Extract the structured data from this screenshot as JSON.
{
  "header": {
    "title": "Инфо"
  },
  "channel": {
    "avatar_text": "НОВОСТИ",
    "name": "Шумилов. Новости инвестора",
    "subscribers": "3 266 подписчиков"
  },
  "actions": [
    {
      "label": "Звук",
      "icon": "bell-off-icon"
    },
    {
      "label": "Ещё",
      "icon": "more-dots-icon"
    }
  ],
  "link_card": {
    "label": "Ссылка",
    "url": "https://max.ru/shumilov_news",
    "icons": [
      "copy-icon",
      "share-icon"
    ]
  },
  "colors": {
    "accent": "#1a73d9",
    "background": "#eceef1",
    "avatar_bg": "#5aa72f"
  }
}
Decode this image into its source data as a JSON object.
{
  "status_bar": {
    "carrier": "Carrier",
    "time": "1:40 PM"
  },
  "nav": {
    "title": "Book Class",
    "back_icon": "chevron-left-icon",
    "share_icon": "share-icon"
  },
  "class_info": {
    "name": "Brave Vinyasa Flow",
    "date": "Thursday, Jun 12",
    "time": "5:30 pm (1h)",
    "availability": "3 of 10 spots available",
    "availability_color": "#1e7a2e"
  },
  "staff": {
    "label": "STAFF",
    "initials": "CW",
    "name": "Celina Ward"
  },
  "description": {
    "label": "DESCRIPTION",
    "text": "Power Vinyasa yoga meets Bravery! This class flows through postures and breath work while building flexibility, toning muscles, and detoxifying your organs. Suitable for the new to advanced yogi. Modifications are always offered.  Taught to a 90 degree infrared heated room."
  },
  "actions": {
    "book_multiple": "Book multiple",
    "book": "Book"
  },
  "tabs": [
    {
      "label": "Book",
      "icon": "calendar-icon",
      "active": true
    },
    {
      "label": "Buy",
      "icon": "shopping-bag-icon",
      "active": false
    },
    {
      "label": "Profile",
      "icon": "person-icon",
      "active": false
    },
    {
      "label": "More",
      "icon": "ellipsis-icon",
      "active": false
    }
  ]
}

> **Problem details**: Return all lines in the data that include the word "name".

> **Answer to the exercise**:
    "name": "Шумилов. Новости инвестора",
    "name": "Brave Vinyasa Flow",
    "name": "Celina Ward"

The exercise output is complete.